▶ TASK STATEMENT:
Count the lines in the records below that contain the word "Xinje", and give that figure alone.

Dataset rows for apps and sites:

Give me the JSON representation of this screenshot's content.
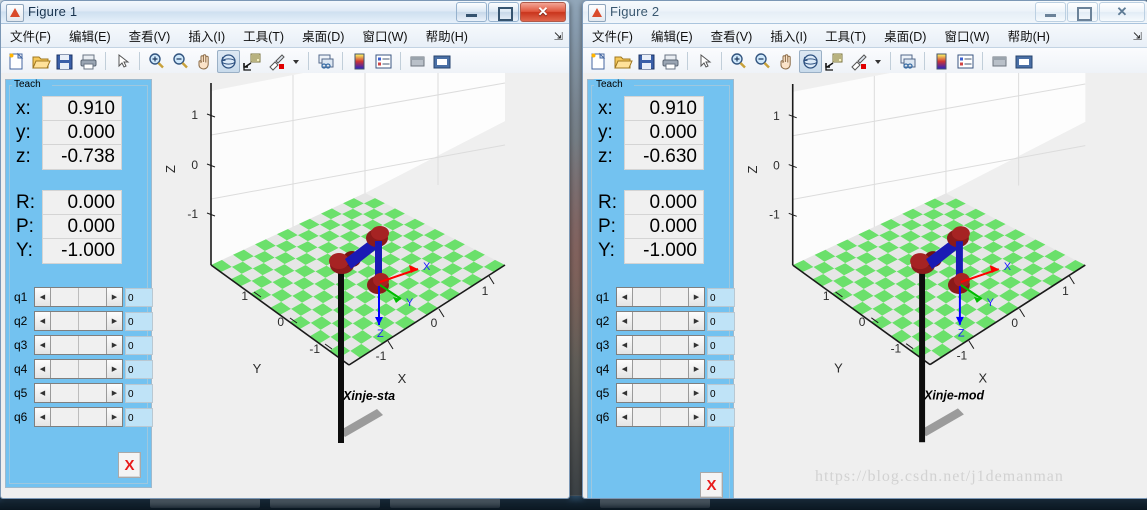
{
  "figures": [
    {
      "id": "figure-1",
      "title": "Figure 1",
      "active": true,
      "menu": [
        "文件(F)",
        "编辑(E)",
        "查看(V)",
        "插入(I)",
        "工具(T)",
        "桌面(D)",
        "窗口(W)",
        "帮助(H)"
      ],
      "menu_overflow": "⇲",
      "toolbar_icons": [
        "new-figure-icon",
        "open-file-icon",
        "save-figure-icon",
        "print-figure-icon",
        "separator",
        "edit-plot-icon",
        "separator",
        "zoom-in-icon",
        "zoom-out-icon",
        "pan-icon",
        "rotate-3d-icon",
        "data-cursor-icon",
        "brush-icon",
        "brush-dropdown-icon",
        "separator",
        "link-plot-icon",
        "separator",
        "colorbar-icon",
        "legend-icon",
        "separator",
        "hide-plot-tools-icon",
        "show-plot-tools-icon"
      ],
      "teach": {
        "legend": "Teach",
        "pose": [
          {
            "label": "x:",
            "value": "0.910"
          },
          {
            "label": "y:",
            "value": "0.000"
          },
          {
            "label": "z:",
            "value": "-0.738"
          }
        ],
        "orientation": [
          {
            "label": "R:",
            "value": "0.000"
          },
          {
            "label": "P:",
            "value": "0.000"
          },
          {
            "label": "Y:",
            "value": "-1.000"
          }
        ],
        "joints": [
          {
            "label": "q1",
            "value": "0"
          },
          {
            "label": "q2",
            "value": "0"
          },
          {
            "label": "q3",
            "value": "0"
          },
          {
            "label": "q4",
            "value": "0"
          },
          {
            "label": "q5",
            "value": "0"
          },
          {
            "label": "q6",
            "value": "0"
          }
        ],
        "close_label": "X"
      },
      "plot": {
        "robot_name": "Xinje-sta",
        "axis_labels": {
          "x": "X",
          "y": "Y",
          "z": "Z"
        },
        "triad": {
          "x": "X",
          "y": "Y",
          "z": "Z"
        },
        "ticks": {
          "x": [
            "-1",
            "0",
            "1"
          ],
          "y": [
            "-1",
            "0",
            "1"
          ],
          "z": [
            "-1",
            "0",
            "1"
          ]
        }
      }
    },
    {
      "id": "figure-2",
      "title": "Figure 2",
      "active": false,
      "menu": [
        "文件(F)",
        "编辑(E)",
        "查看(V)",
        "插入(I)",
        "工具(T)",
        "桌面(D)",
        "窗口(W)",
        "帮助(H)"
      ],
      "menu_overflow": "⇲",
      "toolbar_icons": [
        "new-figure-icon",
        "open-file-icon",
        "save-figure-icon",
        "print-figure-icon",
        "separator",
        "edit-plot-icon",
        "separator",
        "zoom-in-icon",
        "zoom-out-icon",
        "pan-icon",
        "rotate-3d-icon",
        "data-cursor-icon",
        "brush-icon",
        "brush-dropdown-icon",
        "separator",
        "link-plot-icon",
        "separator",
        "colorbar-icon",
        "legend-icon",
        "separator",
        "hide-plot-tools-icon",
        "show-plot-tools-icon"
      ],
      "teach": {
        "legend": "Teach",
        "pose": [
          {
            "label": "x:",
            "value": "0.910"
          },
          {
            "label": "y:",
            "value": "0.000"
          },
          {
            "label": "z:",
            "value": "-0.630"
          }
        ],
        "orientation": [
          {
            "label": "R:",
            "value": "0.000"
          },
          {
            "label": "P:",
            "value": "0.000"
          },
          {
            "label": "Y:",
            "value": "-1.000"
          }
        ],
        "joints": [
          {
            "label": "q1",
            "value": "0"
          },
          {
            "label": "q2",
            "value": "0"
          },
          {
            "label": "q3",
            "value": "0"
          },
          {
            "label": "q4",
            "value": "0"
          },
          {
            "label": "q5",
            "value": "0"
          },
          {
            "label": "q6",
            "value": "0"
          }
        ],
        "close_label": "X"
      },
      "plot": {
        "robot_name": "Xinje-mod",
        "axis_labels": {
          "x": "X",
          "y": "Y",
          "z": "Z"
        },
        "triad": {
          "x": "X",
          "y": "Y",
          "z": "Z"
        },
        "ticks": {
          "x": [
            "-1",
            "0",
            "1"
          ],
          "y": [
            "-1",
            "0",
            "1"
          ],
          "z": [
            "-1",
            "0",
            "1"
          ]
        }
      }
    }
  ],
  "watermark": "https://blog.csdn.net/j1demanman",
  "colors": {
    "teach_panel": "#73c2f0",
    "floor_tile": "#6be06b",
    "joint": "#8b1a1a",
    "link": "#1a1ab4",
    "axis_x": "#ff0000",
    "axis_y": "#00bb00",
    "axis_z": "#0000ff",
    "close_x": "#e81c1c"
  }
}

▶ RESULT OF THE TASK:
2